In my recent paper looking at progress so far on the development agenda in 2005, I promised to come back to the question of how much additional aid has been pledged during the "year of development".
The UK government has claimed that:
The agreement at Gleneagles went a very long way to achieving what the Commission [for Africa] recommends. Extra money from the United States and Japan will be added to Europe’s commitment to reach the UN’s target of providing 0.7% of national income for development by 2015. This will release an extra $50 billion a year to poor countries by 2010, $25 billion of which will go to Africa, more than doubling aid to Africa compared to 2004.
By contrast, Oxfam has said that commitments made by the G8 during 2005 may add only about $16 billion to the global aid budget by 2010 over and above existing trends.
So who is right? I don’t agree with either, but Oxfam was pretty close. According to my detailed estimates, the increase in aid promised for 2010 is less than $14 billion a year compared to what was already pledged.

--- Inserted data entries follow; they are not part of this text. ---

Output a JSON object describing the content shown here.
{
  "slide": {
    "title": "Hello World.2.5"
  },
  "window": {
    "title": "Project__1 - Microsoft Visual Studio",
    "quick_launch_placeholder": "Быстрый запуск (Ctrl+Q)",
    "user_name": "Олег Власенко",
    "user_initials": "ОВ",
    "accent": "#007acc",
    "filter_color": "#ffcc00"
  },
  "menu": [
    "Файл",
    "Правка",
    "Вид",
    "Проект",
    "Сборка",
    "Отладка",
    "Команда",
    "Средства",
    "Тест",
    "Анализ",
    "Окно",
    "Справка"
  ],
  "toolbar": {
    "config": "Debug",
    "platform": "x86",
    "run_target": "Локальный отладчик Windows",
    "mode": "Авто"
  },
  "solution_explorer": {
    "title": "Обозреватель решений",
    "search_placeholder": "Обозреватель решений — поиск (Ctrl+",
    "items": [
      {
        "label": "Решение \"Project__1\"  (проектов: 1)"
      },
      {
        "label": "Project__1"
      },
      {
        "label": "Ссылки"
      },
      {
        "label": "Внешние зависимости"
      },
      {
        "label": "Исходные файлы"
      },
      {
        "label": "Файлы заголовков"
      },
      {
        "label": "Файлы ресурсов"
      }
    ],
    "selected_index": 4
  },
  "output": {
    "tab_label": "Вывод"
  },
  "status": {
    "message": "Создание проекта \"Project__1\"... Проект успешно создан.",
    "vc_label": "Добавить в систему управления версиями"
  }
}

My calculation uses figures from the OECD/DAC, by comparing projections made after Gleneagles with the projections based on pledges that had been made up to 2004. I tried to be generous, by making relatively pessimistic assumptions about what would have happened in 2010 without the additional pledges made in 2005 (which were mainly the commitments by EU Governments at their meeting on 24 May 2005). You can see the calculation here.